be safe and sell your car.....

DanC66 (author)BRUSE2017-02-05

Safety third!

malibro (author)DanC662017-02-05

right, control the bleeding first.

malibro (author)BRUSE2017-02-05

...or perhaps a success

mikecz (author)BRUSE2017-02-05

What could possibly go wrong? I've broken several 1/8" x 6" drill bits (which are kind of expensive) on various projects. I've also done this wire-as-a-drill several times to make sure of where I was going to come out on the other side of a wall or a finished ceiling WITHOUT breaking the wire. It works quite a bit better than one would think!

BetsyFartBlossom (author)2017-02-05

I have absolutely no use for this, but I MUST find one! This is so cool. Can't wait to try it. And Joan Crawford said "No more wire hangers!" What was she thinking??? I'm off to the garage to give it a go right now. In your face Mommy Dearest! HA!


GTO3x2 (author)2017-02-05

An inapparant (and inexpensive) option to have in the "box" of tricks. The thicker (typically older) coat hangers look only to be usable. Thanks.

GTO3x2 (author)GTO3x22017-02-05

I wonder if a double, pointed cut would help in keeping it from veering.

uneektalent (author)GTO3x22017-02-05

The single bevel runs true and straight.

uneektalent (author)2017-02-05

Some have voiced their concerns for safety, I've been doing this for over 20 years using insulation hangers and never had or heard of any injuries. This is a fairly common tool with many different trades.
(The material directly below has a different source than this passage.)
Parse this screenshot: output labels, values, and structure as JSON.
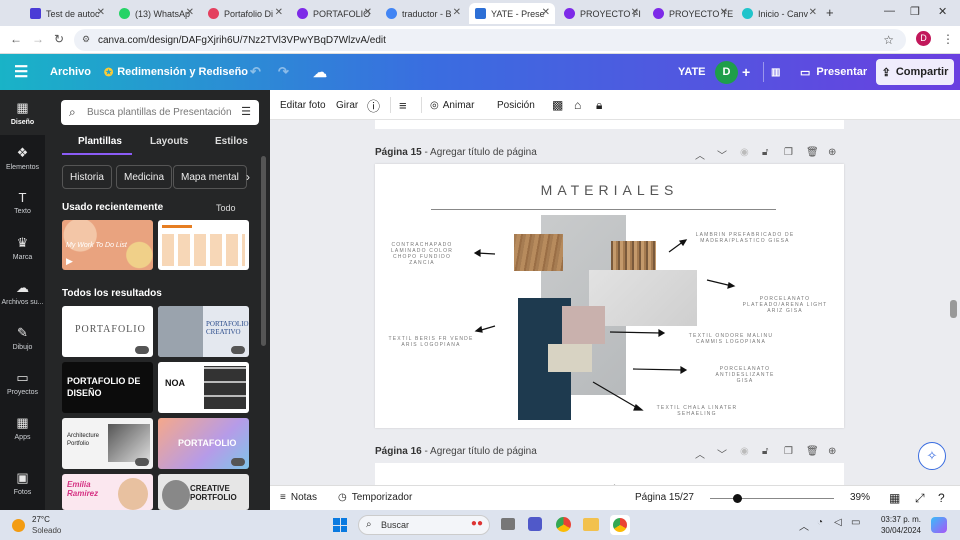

The insulation hangers are harder spring steel that will not twist up like a pretzel. They already have a beveled tip on both ends, and they are very cheap at the hardware store.

I have used this to locate the squeaky floor joist below the carpet. There are so many aplications.

sandbed (author)2017-02-05

You could cut a piece off a brass supply tube and use it to stabilize the wire until you get the hole started.

perrobayfeild (author)2017-02-05

Great idea,but a better material to use a bicycle spoke or motercyle spoke .Also hammer the tip flat and file it into a shape like an arrowhead.Now file a bevel in apposing detections. This tool is great for drilling a pilot hole in boat plank before driving your.nail.The spoke is strong enough that when you manipulate the drill the : bit: will follow the shape of the boat

jdoggett (author)2017-02-05

I have been using these for years. Always a success. Excellent when running speaker, network, thermostat wires or trying to find a stud.

perrobayfeild (author)2017-02-05

eperrobafeild

throbscottle (author)2017-02-05

Amazing. Thank you.

Cliffystones (author)2017-02-05

Wow! Back in the 80s I hung ceiling fans for an appliance store. I would use a piece of wire from Romex cable and poke it through the ceiling drywall to locate the mounting spot. But this is awesome! It certainly could have save me time on those jobs, and will in the future. Thanks for sharing.

About This Instructable

41,294views

125favorites

License:

More by gravityisweak:Top Secret Tissue BoxDSLR Ring LightCoat Hanger Drill Bit
Add instructable to: